NSF has a new announcement for CISE Postdoctoral Research Associates in Computational Science and Engineering and in Experimental Science. FTP file nsf92120 from stis.nsf.gov or request NSF 92-120 from pubs@nsf.gov. [grants, 11/9.]

The election removed few incumbents, but about 1/4 of the science-related House committee members will change. George Brown (D-CA) still chairs the Science, Space, and Technology Committee. The VA/HUD/IA Subcommittee will have a new chair, and the Appropriations Committee is also likely to get one. Al Gore's "departure" is the main change in the Senate; Jay Rockefeller (D-WV) may take over as chair of the Science, Technology and Space Subcommittee. Ted Kennedy's Labor and Human Resources Committee also has influence on NSF's budget. [Janice Smith, WHAT'S NEW, 11/6.]

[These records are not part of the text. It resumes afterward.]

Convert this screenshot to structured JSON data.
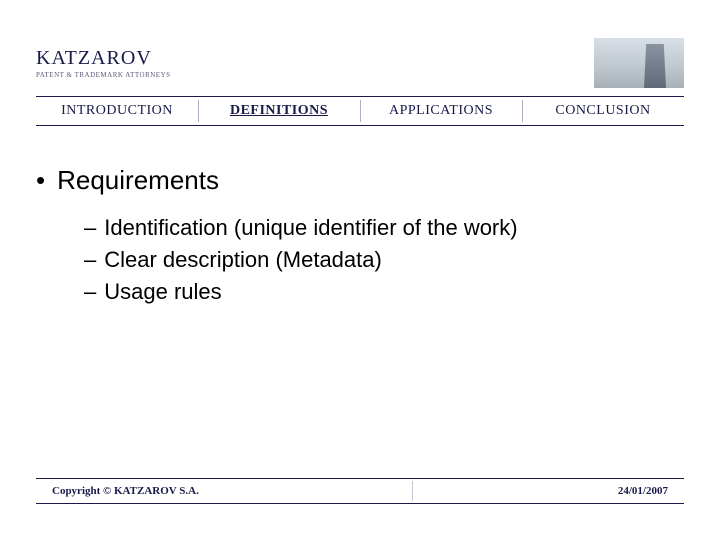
{
  "header": {
    "brand_name": "KATZAROV",
    "brand_tag": "PATENT & TRADEMARK ATTORNEYS"
  },
  "nav": {
    "items": [
      {
        "label": "INTRODUCTION",
        "active": false
      },
      {
        "label": "DEFINITIONS",
        "active": true
      },
      {
        "label": "APPLICATIONS",
        "active": false
      },
      {
        "label": "CONCLUSION",
        "active": false
      }
    ]
  },
  "content": {
    "heading": "Requirements",
    "items": [
      "Identification (unique identifier of the work)",
      "Clear description (Metadata)",
      "Usage rules"
    ]
  },
  "footer": {
    "copyright": "Copyright © KATZAROV S.A.",
    "date": "24/01/2007"
  }
}
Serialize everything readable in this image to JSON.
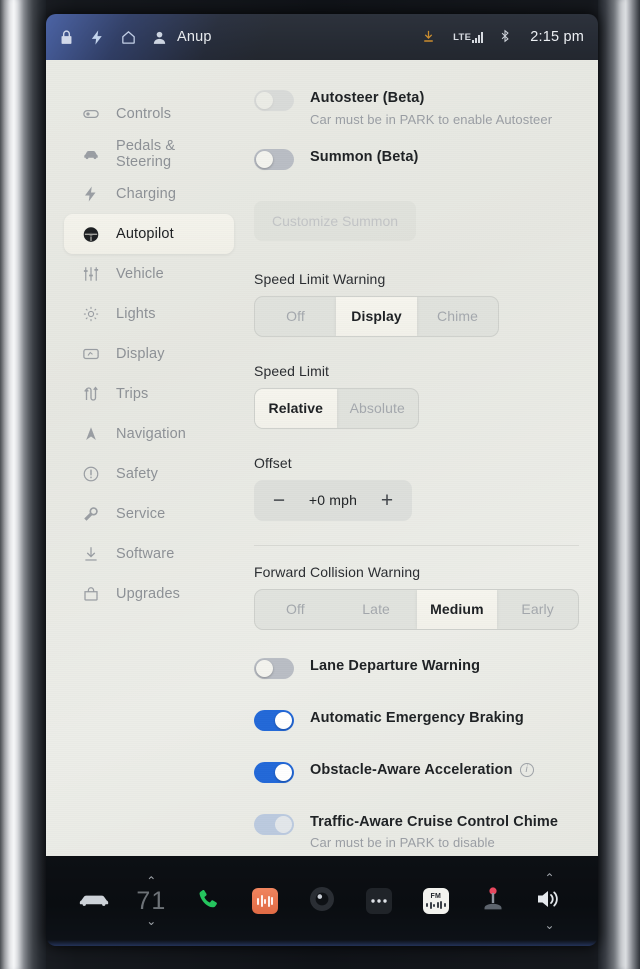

Rep. Rick Boucher is now in charge of Internet oversight, and he intends to participate actively in its HPCC/NREN growth. Boucher is now the most savvy congressman on Internet issues. [Brock N. Meeks (brock@well.sf.ca.us), com-priv, 11/7.]

Allan Bromley, the [lame duck] White House Science Advisor, claims that the National Science Board is exceeding its authority with its Commission on the Future of NSF. NSB's charter envisioned oversight of all government science policy, but the board has always restricted its attention to NSF. Bromley wants national policy left to the Office of Science and Technology Policy in the White House. [Nature. Janice Smith, WHAT'S NEW, 11/6.]

The Clinton transition team seems willing to respond to public input on 75300.3115@compuserve.com. The CLINTON@MARIST list may also survive as an information network connected to the White House. [Rick Klau (kr33@lafayacs.bitnet), CARR-L, 11/9.]

"Let me argue that the fastest way to solve a problem is to cheat, i.e., peek, i.e. ask someone who already knows the answer. ... Machines will not BE intelligent if they don't interact with the other intelligent agents ... Sooner or later any intelligent machine will figure out Godel's work, realize that an unknown amount of it's own data on the world is colored by observer bias it cannot detect, and start asking other observers for what THEY see to start comparing notes and calibrating its own perception. It will further realize that funding is uncertain, resources are scarce, other entities would like to disassemble it for parts for their own growth, and that survival depends on developing friends in high places. In short, sooner or later, an intelligent system will become social. There is very strong evidence that THAT algorithm can solve problems which are social in nature (such as survival) that no amount of computing inside the box is ever going to solve." [R. Wade Schuette (schuette@quip.eecs.umich.edu), DAI-List, 11/3.]